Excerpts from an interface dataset
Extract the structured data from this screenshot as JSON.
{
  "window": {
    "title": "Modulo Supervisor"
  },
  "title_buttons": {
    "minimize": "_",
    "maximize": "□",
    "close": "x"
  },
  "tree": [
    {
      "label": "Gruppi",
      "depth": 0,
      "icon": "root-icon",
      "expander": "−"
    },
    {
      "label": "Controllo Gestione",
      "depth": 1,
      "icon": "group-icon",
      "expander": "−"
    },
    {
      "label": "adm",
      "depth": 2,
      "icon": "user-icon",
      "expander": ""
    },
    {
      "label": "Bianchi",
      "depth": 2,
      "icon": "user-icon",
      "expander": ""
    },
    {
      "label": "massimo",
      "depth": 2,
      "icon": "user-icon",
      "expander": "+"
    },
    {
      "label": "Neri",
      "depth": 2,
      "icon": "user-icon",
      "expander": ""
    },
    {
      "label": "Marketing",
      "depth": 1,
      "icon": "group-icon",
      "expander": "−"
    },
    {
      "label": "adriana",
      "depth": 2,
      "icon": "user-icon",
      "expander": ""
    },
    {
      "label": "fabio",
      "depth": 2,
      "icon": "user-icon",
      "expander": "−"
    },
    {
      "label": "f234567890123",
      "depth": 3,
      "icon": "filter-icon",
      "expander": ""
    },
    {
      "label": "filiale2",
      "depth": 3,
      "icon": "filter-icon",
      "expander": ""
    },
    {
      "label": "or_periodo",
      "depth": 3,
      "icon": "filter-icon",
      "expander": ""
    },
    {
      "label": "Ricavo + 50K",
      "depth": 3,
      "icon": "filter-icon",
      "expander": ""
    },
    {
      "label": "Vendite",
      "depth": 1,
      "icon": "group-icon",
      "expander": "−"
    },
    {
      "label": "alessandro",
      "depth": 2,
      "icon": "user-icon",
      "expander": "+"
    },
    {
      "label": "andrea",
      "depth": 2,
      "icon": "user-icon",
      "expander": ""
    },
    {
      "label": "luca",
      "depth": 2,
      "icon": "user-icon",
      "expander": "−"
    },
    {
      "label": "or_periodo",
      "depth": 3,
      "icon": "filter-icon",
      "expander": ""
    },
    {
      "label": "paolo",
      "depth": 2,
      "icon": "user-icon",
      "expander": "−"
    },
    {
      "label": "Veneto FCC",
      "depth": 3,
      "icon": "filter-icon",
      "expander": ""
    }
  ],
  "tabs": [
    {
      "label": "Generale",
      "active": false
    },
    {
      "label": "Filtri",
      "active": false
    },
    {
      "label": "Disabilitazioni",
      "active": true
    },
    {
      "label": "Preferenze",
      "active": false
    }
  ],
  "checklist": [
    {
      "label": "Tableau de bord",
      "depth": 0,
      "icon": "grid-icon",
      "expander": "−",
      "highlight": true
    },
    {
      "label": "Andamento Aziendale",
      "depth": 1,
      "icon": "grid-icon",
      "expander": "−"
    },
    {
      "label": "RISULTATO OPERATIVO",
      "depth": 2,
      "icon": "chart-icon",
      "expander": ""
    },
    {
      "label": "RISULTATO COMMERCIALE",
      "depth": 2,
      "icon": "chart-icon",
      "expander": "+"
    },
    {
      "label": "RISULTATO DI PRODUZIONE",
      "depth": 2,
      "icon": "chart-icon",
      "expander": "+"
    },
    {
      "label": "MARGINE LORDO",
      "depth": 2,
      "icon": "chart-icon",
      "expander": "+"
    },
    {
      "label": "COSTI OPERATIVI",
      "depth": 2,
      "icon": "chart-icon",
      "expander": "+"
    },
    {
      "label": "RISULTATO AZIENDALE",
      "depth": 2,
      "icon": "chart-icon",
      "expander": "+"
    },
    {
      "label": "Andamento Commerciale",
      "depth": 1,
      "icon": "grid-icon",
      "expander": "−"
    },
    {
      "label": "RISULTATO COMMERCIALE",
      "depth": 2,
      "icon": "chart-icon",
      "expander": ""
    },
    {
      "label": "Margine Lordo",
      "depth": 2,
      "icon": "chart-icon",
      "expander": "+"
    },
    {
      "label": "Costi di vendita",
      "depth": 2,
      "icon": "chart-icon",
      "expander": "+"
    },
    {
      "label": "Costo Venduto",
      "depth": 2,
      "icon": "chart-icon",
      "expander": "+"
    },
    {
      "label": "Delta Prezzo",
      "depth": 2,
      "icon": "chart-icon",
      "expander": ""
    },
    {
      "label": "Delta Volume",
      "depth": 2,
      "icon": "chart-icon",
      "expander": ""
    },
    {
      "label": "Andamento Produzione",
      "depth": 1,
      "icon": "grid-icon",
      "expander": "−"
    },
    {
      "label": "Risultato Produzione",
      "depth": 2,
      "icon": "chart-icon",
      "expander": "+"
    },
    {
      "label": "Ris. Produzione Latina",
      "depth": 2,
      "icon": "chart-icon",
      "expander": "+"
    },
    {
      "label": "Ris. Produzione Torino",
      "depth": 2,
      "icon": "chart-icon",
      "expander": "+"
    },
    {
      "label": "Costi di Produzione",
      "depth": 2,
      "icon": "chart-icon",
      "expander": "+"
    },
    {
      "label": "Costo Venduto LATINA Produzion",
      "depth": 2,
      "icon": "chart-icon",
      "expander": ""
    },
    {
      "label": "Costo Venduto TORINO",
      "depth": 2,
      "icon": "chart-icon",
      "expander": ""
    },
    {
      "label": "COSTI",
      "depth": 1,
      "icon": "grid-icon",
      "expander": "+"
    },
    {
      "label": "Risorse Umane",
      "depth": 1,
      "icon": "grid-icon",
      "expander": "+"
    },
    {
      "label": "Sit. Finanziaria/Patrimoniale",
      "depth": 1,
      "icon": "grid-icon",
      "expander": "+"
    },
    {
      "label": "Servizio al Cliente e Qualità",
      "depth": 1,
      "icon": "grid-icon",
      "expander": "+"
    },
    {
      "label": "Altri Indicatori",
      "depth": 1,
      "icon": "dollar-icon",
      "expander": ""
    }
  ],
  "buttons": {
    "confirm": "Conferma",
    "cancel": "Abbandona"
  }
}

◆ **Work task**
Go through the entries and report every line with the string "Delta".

◆ **Answer to this exercise**
      "label": "Delta Prezzo",
      "label": "Delta Volume",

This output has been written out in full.